• [GIVEN DATA]:

※

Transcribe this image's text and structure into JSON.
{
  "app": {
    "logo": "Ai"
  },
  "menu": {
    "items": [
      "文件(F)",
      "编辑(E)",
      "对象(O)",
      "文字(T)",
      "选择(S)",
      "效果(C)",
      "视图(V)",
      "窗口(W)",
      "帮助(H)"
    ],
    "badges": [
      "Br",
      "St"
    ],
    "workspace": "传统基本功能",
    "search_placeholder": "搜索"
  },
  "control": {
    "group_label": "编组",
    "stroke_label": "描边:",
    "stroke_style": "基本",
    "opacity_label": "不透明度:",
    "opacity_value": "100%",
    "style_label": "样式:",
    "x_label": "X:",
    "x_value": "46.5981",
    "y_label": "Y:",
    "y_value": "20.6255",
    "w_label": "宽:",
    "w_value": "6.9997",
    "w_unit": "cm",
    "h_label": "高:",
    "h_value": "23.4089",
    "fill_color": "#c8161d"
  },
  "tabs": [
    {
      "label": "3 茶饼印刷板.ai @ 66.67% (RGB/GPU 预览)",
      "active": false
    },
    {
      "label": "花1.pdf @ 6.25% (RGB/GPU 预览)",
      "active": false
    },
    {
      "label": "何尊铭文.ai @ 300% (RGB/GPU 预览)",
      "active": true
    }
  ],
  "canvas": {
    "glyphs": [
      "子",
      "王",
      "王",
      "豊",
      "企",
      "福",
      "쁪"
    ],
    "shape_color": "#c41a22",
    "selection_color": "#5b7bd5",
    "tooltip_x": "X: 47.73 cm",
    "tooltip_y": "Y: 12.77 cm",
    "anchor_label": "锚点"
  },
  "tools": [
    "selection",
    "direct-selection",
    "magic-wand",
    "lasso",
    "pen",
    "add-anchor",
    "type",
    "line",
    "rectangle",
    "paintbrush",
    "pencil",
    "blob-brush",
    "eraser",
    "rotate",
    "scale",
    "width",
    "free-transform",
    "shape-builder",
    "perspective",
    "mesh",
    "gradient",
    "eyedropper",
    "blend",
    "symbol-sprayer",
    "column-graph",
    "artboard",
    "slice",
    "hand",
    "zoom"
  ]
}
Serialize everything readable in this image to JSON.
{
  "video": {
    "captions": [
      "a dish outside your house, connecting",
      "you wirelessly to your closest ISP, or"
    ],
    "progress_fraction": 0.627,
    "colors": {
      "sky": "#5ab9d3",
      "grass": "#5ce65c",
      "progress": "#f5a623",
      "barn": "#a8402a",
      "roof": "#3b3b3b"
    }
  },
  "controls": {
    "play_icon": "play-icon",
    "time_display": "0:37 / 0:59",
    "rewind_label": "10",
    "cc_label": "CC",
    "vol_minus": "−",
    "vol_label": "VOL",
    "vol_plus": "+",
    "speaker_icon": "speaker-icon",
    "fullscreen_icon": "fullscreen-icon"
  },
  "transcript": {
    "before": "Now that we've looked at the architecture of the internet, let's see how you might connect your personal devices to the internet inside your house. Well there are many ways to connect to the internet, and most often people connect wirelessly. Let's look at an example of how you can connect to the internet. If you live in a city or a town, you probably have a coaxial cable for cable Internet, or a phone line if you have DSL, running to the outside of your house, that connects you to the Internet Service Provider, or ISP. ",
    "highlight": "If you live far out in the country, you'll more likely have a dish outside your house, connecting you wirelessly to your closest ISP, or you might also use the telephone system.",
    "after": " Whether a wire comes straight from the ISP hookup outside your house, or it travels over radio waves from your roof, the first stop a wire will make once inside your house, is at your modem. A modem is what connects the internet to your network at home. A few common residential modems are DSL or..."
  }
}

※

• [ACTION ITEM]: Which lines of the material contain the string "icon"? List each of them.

• [THE ANSWER]:
    "play_icon": "play-icon",
    "speaker_icon": "speaker-icon",
    "fullscreen_icon": "fullscreen-icon"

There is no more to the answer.